A splint can help the patient rest a painful joint. A splint is a piece of rigid material that provides joint or bone support.
Surgery is not usually necessary, but it may help if OA affects the hips, knees, joints, and the base of the thumbs.
It is only usually recommended if other therapies have been ineffective, or if one of the joints is severely damaged.
Arthroplasty, or total joint replacement: The damaged parts are surgically removed and a prosthesis, or artificial joint, made of metal and plastic, is inserted.
The most commonly replaced joints are the hip and knee joints, but implants can also replace the joints in the shoulder, finger, ankle, and elbow.
Arthroplasty is usually effective, improving both appearance and function and allowing the patient to use the joint actively and painlessly.
There is a small risk of infection and bleeding. Sometimes a joint may come loose or wear down, and eventually need replacing.
Arthrodesis: the joint may be realigned, stabilized, or surgically fixed to promote a bone fusion. This increases stability and reduces pain.
If the joint in the ankle is fused, the patient will be able to put weight on it painlessly, but it will have no flexibility.
Osteotomy: The surgeon adds or removes a small section of bone either above or below the knee joint.This can realign the leg so that the patient's weight is no longer focused on the damaged part of the joint.
It may be used in patients who are too young for knee replacement surgery.
Osteotomy can help relieve symptoms significantly, but knee replacement surgery may be needed later on.
A range of strategies can help ease the symptoms of OA. A doctor or physical therapist can offer advice on lifestyle changes.
Exercise and weight control

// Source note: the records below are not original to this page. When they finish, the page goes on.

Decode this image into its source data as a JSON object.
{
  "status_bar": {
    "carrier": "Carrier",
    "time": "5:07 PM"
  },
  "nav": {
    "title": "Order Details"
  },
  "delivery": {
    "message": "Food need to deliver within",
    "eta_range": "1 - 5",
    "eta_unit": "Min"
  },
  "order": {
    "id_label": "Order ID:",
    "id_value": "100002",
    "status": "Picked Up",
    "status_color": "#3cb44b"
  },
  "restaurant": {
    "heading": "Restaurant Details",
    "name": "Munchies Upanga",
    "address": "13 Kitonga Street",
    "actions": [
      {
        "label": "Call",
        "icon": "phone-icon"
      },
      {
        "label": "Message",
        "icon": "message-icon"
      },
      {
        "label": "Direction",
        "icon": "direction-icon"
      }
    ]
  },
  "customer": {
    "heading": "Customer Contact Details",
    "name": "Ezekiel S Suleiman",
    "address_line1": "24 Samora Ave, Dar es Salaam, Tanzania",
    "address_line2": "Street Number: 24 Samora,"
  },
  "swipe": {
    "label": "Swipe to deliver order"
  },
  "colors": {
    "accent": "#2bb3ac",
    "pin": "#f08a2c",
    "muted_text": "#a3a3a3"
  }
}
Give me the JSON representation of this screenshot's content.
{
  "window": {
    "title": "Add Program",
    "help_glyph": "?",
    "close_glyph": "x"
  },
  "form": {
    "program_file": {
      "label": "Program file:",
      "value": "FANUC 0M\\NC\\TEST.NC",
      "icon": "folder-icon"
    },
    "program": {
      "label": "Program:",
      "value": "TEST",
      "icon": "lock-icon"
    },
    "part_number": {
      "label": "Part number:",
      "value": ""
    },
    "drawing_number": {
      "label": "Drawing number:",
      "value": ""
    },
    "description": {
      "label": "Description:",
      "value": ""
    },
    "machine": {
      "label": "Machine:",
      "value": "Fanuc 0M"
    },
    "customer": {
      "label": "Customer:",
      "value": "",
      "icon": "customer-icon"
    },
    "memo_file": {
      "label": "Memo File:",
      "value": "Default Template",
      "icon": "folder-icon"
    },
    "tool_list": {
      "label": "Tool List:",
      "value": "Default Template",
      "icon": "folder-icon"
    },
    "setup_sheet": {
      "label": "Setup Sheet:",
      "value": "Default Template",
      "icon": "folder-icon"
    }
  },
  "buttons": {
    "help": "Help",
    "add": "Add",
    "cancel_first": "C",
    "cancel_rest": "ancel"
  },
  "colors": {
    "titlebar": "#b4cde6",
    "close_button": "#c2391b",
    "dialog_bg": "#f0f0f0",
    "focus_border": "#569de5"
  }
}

Exercise is a key part of OA treatment. This can help keep the patient mobile, prevent weight gain, build up muscles, and reduce stress.
Exercise in a swimming pool enables muscle strength to be maintained without putting too much weight on the joints.
Patients can exercise at home or in a gym, many of which have the facility to help people with arthritis.
The patient must follow the program carefully, and do appropriate exercises in the correct way, to avoid damage.
The plan will probably focus on improving:
- flexibility and range of movement
- strength and muscle tone
- fitness and stamina, for example through swimming, walking, or cycling
Aquacise, or exercise in a swimming pool, is a good way of exercising without putting additional pressure on joints.
Exercise can also help the patient lose weight, reducing stress on the joints, especially in the lower limbs.
Other ways to manage symptoms include adjustments to furniture, such as raising a chair, and devices for daily activities, for example, a lever that makes it easier to turn on a faucet.
A physical therapist can advise on what is available.
Mobility problems can lead to stress and a higher risk of trips and falls, with subsequent injuries.
Work can become difficult, leading to frustration, irritability, and depression. An occupational therapist may help, and employers can sometimes make adjustments.
Septic arthritis is a joint inflammation caused by bacteria. Joint replacement surgery slightly increases the risk of infection.
This is a medical emergency, and hospitalization is necessary. Treatment involves antibiotic medication and drainage of the infected joint fluid from the joint.